Two publications from Graham Redweik in Dr. Melha Mellata's lab.
Background: In commercial agricultural industries like poultry, animals are simultaneously given a number of vaccines and probiotics to improve productivity. Studies describing the effectiveness of these products typically look at their effects alone vs a non-treated group. Thus, our lab is interested in how the combination of these prophylactics (more specifically, a probiotic mixture with or without a live Salmonella vaccine) alters host responses in chickens.
1. ^Redweik GAJ, Stromberg ZR, Van Goor A, and Mellata M (2019). Protection against avian pathogenic Escherichia coli and Salmonella Kentucky exhibited in chickens given both probiotics and live Salmonella vaccine. Poultry Science. https://doi.org/10.1016/j.psj.2019.10.038
Summary: Chickens are a reservoir for pathogenic bacteria which can either inflict disease in chickens themselves (ex: E. coli) or be shed via feces and contaminate food products (ex: Salmonella). Given many of these pathogens are resistant to antibiotics, use of live prophylactics like probiotics or live Salmonella vaccines, both of which are currently implemented in poultry practices, are a feasible alternative to reducing levels of these bacteria. Additionally, there is evidence suggesting that probiotics can serve as biological adjuvants to improve vaccine efficacy. In this study, we found this combination uniquely improved resistance to both E. coli disease and Salmonella fecal shedding in chickens, further supporting the role of probiotics as adjuvants.
2. ^Redweik GAJ, Daniels K, Severin AJ, Lyte M and Mellata M (2020). Oral Treatments With Probiotics and Live Salmonella Vaccine Induce Unique Changes in Gut Neurochemicals and Microbiome in Chickens. Front. Microbiol. 10:3064. doi: 10.3389/fmicb.2019.03064

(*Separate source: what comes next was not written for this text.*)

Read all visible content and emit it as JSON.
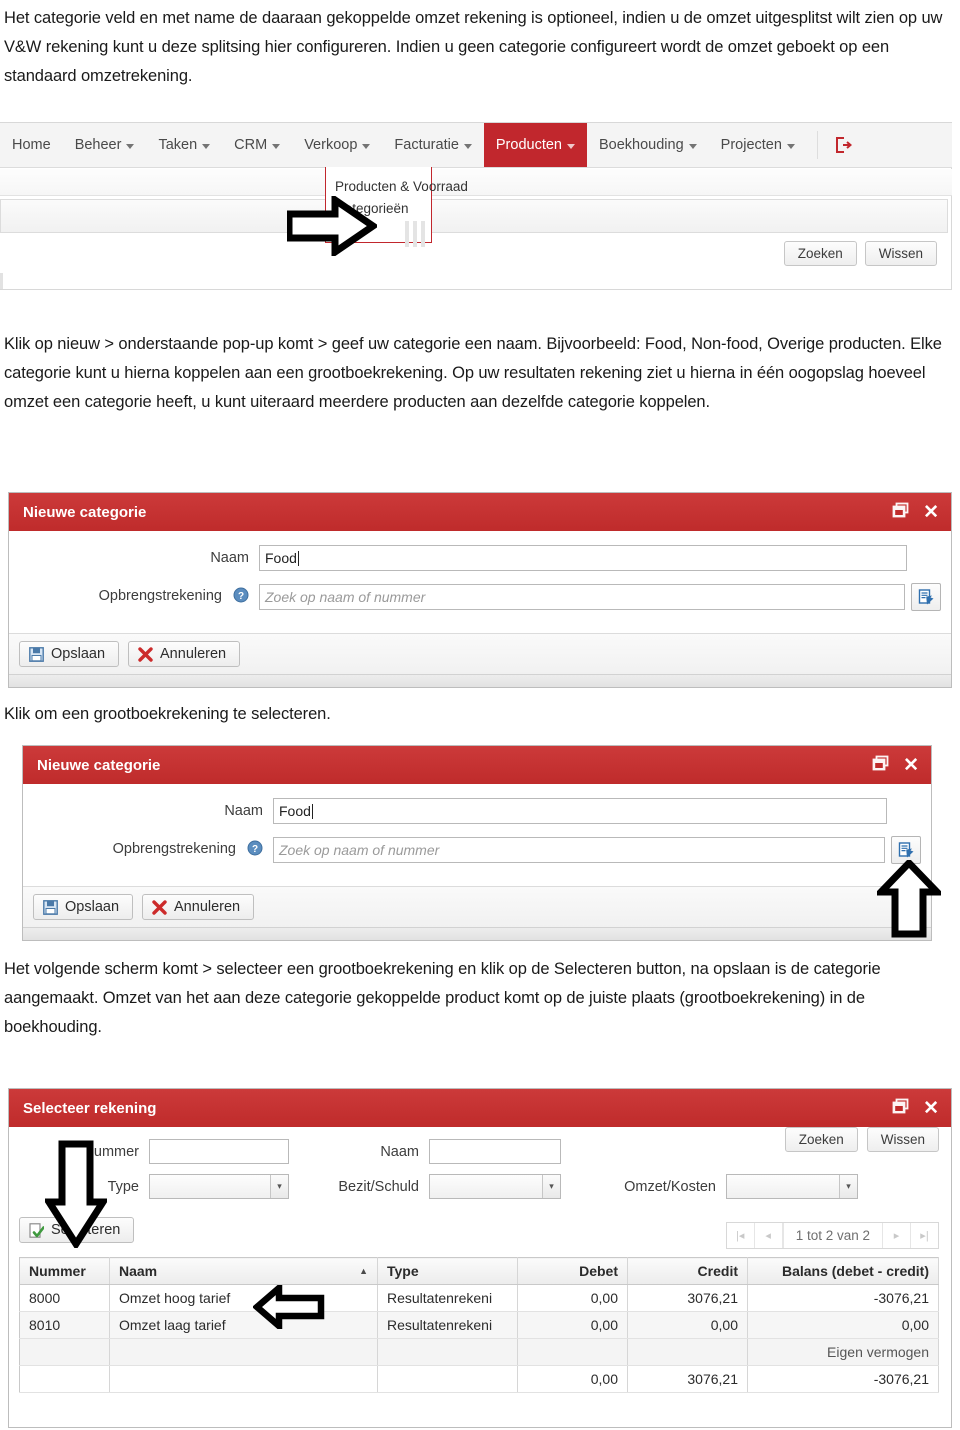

Summary: Both probiotics and live Salmonella vaccines are given orally in chickens, suggesting they might have effects on the gastrointestinal environment. In this study, we found unique changes in catecholamine metabolism. Additionally, we found microbiome profiles to be unique per treatment group. Additionally, we used linear regression models to find that Enterobacteriaceae and Akkermansia muciniphila positively-correlated with the catecholamine metabolites norepinephrine and tyrosine, respectively. Altogether, these data show that the choice to use probiotics and a live vaccine alone or in-combination has major implications in abundances of important taxa as well as neurochemical synthesis, which may have an influence on the gut-brain-microbiota axis in chickens.